On the fiftieth anniversary of Watson and Crick receiving the Nobel Prize, a freshly annotated and illustrated edition of The Double Helix provides new insights into the personal relationships among James Watson, Frances Crick, Maurice Wilkins, Rosalind Franklin, and a scientific revolution.
In his 1968 memoir, The Double Helix, James Watson offered a thrilling drama of the race among scientists to identify the structure of DNA. Professors Alexander Gann and Jan Witkowski have built upon this narrative; juxtaposing Watson’s racy account with the commentary of other protagonists, offering an enhanced perspective of the now legendary story.
They have mined many sources: including a trove of newly discovered correspondence belonging to Francis Crick (mislaid some fifty years earlier); excerpts from the papers of Maurice Wilkins, Linus Pauling, and Rosalind Franklin; and a chapter that had been dropped from the original.
After half a century, the implications of the double helix keep rippling outward; the tools of molecular biology have forever transformed the life sciences. The New Annotated and Illustrated Edition of The Double Helix adds a richness to the account of the momentous events that led the charge.
“The Double Helix is the best book I know about a scientific discovery—this new edition suffuses the whole with social history, fascinating documentation, photography, and cunning background research. The early fifties, the beginning of the modern age of molecular biology, spring to life.” —Ian McEwan, author of Atonement
Published to mark the fiftieth anniversary of the Nobel Prize for Watson and Crickand#8217;s discovery of the structure of DNA, an annotated and illustrated edition of this classic book gives new insights into the personal relationships between James Watson, Frances Crick, Maurice Wilkins, and Rosalind Franklin, and the making of a scientific revolution.
About the Author

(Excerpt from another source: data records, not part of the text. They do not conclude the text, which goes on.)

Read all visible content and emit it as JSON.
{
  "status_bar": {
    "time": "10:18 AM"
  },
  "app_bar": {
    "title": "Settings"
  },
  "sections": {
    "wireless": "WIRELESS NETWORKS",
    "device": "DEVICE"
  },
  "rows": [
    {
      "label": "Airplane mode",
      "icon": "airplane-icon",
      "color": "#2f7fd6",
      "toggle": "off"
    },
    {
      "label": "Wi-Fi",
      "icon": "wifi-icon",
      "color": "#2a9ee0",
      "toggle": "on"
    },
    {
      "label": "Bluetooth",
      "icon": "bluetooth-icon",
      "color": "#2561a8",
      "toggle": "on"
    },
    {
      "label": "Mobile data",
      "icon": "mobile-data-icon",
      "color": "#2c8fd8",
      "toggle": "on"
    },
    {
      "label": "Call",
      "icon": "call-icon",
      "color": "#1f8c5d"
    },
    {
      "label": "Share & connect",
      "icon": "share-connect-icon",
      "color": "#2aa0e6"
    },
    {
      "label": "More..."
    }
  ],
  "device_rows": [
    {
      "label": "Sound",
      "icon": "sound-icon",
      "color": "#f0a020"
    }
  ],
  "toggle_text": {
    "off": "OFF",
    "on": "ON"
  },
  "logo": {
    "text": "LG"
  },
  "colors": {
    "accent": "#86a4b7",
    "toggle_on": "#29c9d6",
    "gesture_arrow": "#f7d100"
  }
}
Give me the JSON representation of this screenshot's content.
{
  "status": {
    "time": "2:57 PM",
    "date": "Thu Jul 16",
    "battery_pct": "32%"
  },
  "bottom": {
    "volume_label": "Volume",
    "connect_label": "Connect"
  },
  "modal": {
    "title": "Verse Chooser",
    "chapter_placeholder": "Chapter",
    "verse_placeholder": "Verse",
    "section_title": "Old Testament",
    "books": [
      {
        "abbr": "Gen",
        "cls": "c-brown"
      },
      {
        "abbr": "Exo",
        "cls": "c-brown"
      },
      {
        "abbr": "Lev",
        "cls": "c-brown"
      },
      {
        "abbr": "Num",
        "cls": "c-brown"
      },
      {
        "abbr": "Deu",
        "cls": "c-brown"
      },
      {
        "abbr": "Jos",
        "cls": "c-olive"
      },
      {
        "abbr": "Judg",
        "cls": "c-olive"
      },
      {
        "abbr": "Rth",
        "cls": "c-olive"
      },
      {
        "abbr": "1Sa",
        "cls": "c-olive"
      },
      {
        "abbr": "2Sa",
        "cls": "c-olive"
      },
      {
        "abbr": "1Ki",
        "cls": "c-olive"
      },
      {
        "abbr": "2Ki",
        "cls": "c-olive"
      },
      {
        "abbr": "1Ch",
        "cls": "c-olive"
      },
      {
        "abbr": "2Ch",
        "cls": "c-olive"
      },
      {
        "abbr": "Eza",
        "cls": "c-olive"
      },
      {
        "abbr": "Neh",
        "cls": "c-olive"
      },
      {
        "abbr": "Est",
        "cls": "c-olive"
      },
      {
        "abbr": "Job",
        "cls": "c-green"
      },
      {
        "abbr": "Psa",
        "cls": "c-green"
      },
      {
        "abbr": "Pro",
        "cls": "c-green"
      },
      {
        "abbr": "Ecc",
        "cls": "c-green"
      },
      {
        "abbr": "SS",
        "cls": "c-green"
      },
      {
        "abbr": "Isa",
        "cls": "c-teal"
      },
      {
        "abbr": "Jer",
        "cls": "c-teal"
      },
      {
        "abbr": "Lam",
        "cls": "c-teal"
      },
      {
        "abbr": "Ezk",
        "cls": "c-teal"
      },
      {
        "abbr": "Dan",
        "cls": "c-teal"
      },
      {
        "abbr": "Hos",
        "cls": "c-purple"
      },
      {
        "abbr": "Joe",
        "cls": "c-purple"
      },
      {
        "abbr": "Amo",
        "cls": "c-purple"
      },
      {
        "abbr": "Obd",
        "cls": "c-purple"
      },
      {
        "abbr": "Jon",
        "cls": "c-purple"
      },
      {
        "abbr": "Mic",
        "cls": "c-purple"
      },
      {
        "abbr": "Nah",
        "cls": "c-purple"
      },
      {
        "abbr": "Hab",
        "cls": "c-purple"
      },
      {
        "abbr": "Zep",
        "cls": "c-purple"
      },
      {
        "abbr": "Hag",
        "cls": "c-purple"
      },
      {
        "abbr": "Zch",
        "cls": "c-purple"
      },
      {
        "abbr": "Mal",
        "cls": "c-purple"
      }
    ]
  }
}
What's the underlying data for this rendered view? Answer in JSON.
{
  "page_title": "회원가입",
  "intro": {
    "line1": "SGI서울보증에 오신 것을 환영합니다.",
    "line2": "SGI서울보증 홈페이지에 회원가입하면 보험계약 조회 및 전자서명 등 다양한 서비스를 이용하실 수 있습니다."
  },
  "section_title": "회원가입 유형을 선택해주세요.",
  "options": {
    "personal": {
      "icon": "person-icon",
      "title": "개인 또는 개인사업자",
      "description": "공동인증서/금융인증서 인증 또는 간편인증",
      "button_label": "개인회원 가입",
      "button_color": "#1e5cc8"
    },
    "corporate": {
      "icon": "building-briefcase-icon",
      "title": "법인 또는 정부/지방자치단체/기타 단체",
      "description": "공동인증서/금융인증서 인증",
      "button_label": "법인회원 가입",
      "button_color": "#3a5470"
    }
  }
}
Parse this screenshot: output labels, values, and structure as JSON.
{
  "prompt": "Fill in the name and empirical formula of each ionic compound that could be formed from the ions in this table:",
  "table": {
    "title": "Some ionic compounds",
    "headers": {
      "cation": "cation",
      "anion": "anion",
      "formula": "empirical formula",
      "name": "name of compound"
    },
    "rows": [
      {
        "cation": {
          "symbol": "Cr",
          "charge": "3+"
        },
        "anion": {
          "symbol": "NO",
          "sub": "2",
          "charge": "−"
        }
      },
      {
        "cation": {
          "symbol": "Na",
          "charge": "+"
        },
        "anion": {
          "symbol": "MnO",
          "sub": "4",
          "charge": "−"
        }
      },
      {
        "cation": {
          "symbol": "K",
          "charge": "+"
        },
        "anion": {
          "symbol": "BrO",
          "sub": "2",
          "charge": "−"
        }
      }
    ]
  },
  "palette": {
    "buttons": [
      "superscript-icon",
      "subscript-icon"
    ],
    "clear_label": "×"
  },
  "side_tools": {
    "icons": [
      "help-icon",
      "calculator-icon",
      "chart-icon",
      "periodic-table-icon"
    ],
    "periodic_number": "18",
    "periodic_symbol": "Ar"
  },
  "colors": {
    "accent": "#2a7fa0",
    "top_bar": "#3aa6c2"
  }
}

James D. Watson, together with Francis Crick and Maurice Wilkins, was awarded the Nobel Prize for Physiology or Medicine in 1962. He is Chancellor Emeritus of the Watson School of Biological Sciences at Cold Spring Harbor Laboratory. Alexander Gann (the Lita Annenberg Hazen Dean-Elect) is a member of the faculty of the Watson School of Biological Sciences. Jan Witkowski (Executive Director, Banbury Center) is a member of the faculty of the Watson School of Biological Sciences.